The second place in abductions and killings in the country goes to the LTTE who deemed members of all other political entities in the country deserved death.
The abduction of the the highest number of people on a single day in the country took place on June 10, 1990 in the Eastern Province. The LTTE took more than 600 Police personnel who surrendered to them to the jungle and shot them dead. They kidnapped many well-to-do Tamils as well just for extracting ransom.
Even those who went to the forests in the east in search of their cattle or firewood were not spared when it came to extortion. When the Tigers drove away the entire Muslim population from the North in October 1990 it was reported that more than thirty Muslim businessmen had been detained in order to extract ransom and some of them never saw their loved ones again.
Abductions and extra-judicial killings by the paramilitary groups, which collaborated with the armed forces under various Presidents during the war such as the EPDP, Karuna group or the Tamil Makkal Viduthalai Puligal (TMVP) and the Razik Group have been internationally documented.
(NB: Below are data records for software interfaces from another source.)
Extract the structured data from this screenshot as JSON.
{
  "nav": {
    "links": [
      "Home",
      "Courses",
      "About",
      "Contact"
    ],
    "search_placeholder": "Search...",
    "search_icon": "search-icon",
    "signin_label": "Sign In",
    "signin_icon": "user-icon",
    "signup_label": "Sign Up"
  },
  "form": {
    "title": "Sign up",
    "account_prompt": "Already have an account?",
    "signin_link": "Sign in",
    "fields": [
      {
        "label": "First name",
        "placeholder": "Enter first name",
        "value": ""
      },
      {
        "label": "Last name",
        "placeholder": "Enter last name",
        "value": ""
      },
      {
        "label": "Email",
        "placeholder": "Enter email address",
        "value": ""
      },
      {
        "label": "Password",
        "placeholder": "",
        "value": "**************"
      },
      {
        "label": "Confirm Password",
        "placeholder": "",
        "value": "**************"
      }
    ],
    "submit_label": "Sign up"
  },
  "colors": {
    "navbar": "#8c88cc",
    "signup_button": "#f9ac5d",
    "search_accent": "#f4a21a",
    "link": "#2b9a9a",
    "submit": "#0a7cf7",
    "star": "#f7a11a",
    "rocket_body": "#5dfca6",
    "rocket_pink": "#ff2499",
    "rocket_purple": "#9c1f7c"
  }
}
They too hunted people for extortion.
All these abductions are now called disappearances to look into which many Governments since early 1990s had appointed several commissions.
The first such commission was appointed in 1992 by President R. Premadasa whose regime was accused of thousands of disappearances. And later President Chandrika Kumaratunga had appointed a National Missing Persons Commission as well as three zonal commissions, all of which ultimately went missing without producing results.
Human Rights Watch and Amnesty International had several times alleged that Sri Lankan Governments appointed commissions, whenever international pressure mounted.
The Mahinda loyalists are correct when they allege that the Government was to institute the Office of Missing Persons (OMP) due to the pressure exerted by the US. President Maithripala Sirisena or Prime Minister Ranil Wickremesinghe would never want to antagonise the armed forces by voluntarily taking measures to trace the persons disappeared during the war.
It was under the UNHRC resolution that Sri Lanka too co-sponsored along with the US last year that the Government took steps to set up the OMP. However, it was the same pressure that compelled President Mahinda Rajapaksa also to appoint the Lessons Learnt and Reconciliation Commission (LLRC) in 2010 and the Paranagama Commission in 2013.
Interestingly, prior to the Paranagama Commission, commonly known as the Missing Persons Commission was appointed by the former President, his brother, Defence Secretary Gotabaya Rajapaksa had told the Daily Mirror in an interview that not a single person had gone missing during the war following which a six member Army court of inquiry also confirmed his claim.
Then why did the former President appoint the Paranagama Commission?
When the international community led by the US mounted its pressure again the former President gave a second mandate to the Paranagama Commission in 2014 to look into the allegations of violations of international human rights and humanitarian laws during the last phase of the war. That was very clearly giving in to the US sponsored UNHRC resolutions adopted in 2012, 2013 and 2014.
However, will the OMP be able to track down the disappeared people?
One has to infer the problems the OMP would have to face in its efforts to trace the whereabouts of thousands of people who disappeared by studying one single case, the Prageeth Ekneligoda case.
The OMP would be tasked to look into the cases of disappearances that had taken place during the JVP’s two insurrections, according to an amendment brought in by the JVP to the OMP Bill.
But that would be a gigantic task since many witnesses of those cases might be no more by now and most of the evidences would have been destroyed by relevant culprits as well as by nature with the passage of time.